NEW YORK | Mon May 14, 2012 – Ally Financial Inc.’s mortgage unit on Monday filed for bankruptcy and the auto lender said it will sell some international operations to help set it on a path to repaying $12 billion in bailout money.

Ally’s mortgage unit, called Residential Capital, or ResCap, filed for bankruptcy protection in federal court in Manhattan under a plan that has the support of some of its creditors, although it was still expected to be a drawn-out and litigious process.

At the same time, Nationstar Mortgage Holdings, which is majority owned by Fortress Investment Group, struck a deal to buy substantially all the mortgage servicing and related assets from ResCap for about $2.4 billion, including debt. The deal will make Nationstar the opening bidder in an auction that will be held under bankruptcy court rules.

“The single-most important thing we can do for the U.S. taxpayer is to not put billions of dollars into this business on a going-forward basis,” Ally CEO Michael Carpenter said in an interview.

Ally, the former lending arm of General Motors Co., has been besieged in the past few years by losses at ResCap, which was once a major subprime lender and profit engine. The company has considered bankruptcy and other ways to shed ResCap since at least 2009, but has never pulled the trigger.

A bankruptcy of ResCap now will help Ally, formerly known as GMAC, focus on its main auto lending business and put together a plan to pay back U.S. taxpayers.

The U.S. Treasury Department injected $17 billion into the lender through multiple bailouts during the financial crisis and now owns nearly 74 percent of the company. Ally still owes the government about $12 billion, counting dividend payments by the lender and sale of some securities by the Treasury.

The bankruptcy filing comes as pressure increases on Ally to repay that money and problems at ResCap become increasingly unmanageable. The Obama administration is trying to show recoveries from crisis-era bailouts before the presidential election in November, and government officials are loath to let Ally become a black mark on the auto industry restructuring.

In filing for bankruptcy, ResCap would also become a rare example of a subsidiary of a bank holding company to do so. As a result, other banks with intractable mortgage problems, such as Bank of America Corp., will be closely watching how the company deals with regulators and creditors and manages the bankruptcy process.

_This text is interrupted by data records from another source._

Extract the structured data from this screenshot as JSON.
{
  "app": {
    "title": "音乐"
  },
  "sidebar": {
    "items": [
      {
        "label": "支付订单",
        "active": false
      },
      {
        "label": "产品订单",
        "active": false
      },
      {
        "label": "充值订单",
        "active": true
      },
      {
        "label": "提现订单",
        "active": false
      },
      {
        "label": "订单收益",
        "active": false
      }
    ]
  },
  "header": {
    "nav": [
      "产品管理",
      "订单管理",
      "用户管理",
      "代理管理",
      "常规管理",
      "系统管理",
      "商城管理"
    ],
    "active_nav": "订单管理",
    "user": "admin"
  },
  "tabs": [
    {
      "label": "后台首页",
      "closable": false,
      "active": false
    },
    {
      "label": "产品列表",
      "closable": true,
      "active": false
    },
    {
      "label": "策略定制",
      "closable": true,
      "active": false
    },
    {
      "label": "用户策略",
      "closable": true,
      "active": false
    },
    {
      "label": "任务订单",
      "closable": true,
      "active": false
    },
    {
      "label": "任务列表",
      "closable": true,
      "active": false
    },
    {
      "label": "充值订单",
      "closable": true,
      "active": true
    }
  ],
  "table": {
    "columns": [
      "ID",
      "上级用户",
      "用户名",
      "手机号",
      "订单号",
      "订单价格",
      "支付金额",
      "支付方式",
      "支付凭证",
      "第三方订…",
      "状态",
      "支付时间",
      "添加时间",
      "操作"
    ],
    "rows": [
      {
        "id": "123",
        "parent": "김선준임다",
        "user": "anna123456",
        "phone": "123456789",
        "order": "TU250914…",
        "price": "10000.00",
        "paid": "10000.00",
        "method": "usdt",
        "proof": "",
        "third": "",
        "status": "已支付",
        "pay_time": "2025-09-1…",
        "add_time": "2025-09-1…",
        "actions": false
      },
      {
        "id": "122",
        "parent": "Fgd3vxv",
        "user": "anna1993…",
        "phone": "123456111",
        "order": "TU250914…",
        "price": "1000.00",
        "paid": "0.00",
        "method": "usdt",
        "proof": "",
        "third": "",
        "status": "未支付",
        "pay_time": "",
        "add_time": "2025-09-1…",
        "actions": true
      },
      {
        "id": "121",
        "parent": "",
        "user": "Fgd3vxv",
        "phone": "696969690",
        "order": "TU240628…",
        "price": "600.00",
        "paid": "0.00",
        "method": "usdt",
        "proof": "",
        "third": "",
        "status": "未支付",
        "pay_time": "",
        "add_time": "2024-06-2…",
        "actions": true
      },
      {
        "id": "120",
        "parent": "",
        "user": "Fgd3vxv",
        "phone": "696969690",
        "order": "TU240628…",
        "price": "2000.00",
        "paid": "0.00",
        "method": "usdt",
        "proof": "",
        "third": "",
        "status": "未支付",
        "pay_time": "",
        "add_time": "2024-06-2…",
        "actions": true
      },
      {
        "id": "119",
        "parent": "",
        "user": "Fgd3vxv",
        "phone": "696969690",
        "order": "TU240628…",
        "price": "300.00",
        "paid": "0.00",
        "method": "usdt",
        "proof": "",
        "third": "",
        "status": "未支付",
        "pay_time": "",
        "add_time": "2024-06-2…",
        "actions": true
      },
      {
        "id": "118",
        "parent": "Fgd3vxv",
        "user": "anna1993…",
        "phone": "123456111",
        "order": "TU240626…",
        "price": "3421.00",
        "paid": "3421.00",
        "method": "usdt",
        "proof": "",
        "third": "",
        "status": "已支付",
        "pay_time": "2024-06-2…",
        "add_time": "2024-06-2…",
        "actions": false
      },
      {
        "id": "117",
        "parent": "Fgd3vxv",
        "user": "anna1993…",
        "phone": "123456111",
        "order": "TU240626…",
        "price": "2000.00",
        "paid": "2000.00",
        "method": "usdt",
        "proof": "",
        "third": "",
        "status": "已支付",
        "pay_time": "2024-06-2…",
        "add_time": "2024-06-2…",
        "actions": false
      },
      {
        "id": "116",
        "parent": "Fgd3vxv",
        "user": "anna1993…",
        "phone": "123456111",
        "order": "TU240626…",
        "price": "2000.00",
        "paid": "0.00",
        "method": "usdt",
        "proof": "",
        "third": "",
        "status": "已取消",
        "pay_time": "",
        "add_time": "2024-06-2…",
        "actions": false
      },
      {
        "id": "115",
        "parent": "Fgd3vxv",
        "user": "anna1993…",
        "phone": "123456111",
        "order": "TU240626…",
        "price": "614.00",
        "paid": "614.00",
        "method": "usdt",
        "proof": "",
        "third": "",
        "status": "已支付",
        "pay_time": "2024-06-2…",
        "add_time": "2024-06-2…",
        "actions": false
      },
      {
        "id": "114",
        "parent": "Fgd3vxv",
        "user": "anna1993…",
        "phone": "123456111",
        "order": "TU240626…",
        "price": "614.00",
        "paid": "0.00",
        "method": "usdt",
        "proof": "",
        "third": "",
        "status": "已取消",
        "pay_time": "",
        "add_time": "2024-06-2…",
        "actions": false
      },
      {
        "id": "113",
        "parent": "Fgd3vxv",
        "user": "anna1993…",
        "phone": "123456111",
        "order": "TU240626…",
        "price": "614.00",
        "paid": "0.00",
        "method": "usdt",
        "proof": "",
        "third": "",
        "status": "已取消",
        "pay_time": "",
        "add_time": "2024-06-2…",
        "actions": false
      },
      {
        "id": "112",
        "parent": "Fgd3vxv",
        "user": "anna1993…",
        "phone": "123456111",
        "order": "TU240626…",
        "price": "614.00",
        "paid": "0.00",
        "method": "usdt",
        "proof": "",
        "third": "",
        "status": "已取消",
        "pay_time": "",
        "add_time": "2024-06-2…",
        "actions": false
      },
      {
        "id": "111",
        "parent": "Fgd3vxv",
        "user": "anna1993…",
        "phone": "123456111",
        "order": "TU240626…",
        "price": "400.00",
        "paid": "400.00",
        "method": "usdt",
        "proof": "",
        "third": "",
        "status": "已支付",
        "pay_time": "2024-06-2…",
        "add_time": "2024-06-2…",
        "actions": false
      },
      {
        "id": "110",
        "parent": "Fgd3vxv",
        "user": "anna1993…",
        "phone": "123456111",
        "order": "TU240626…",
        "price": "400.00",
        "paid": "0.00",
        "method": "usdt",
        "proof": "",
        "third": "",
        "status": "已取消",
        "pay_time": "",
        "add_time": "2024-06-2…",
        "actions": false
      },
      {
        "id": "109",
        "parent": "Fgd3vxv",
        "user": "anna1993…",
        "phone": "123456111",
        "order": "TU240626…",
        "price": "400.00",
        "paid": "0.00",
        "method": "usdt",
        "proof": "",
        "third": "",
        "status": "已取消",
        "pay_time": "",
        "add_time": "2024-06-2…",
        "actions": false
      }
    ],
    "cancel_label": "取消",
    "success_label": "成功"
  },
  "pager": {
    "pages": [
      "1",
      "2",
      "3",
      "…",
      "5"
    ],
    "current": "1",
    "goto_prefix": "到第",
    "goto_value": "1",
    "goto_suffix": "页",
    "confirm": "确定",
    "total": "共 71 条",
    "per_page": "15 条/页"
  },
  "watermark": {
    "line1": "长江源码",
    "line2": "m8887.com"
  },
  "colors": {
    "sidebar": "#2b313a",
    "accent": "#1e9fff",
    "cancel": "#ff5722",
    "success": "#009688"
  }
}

ResCap and its advisers believe it may be one of the first times that a financial services company with retail operations such as a bank has filed for bankruptcy and been able to continue operating.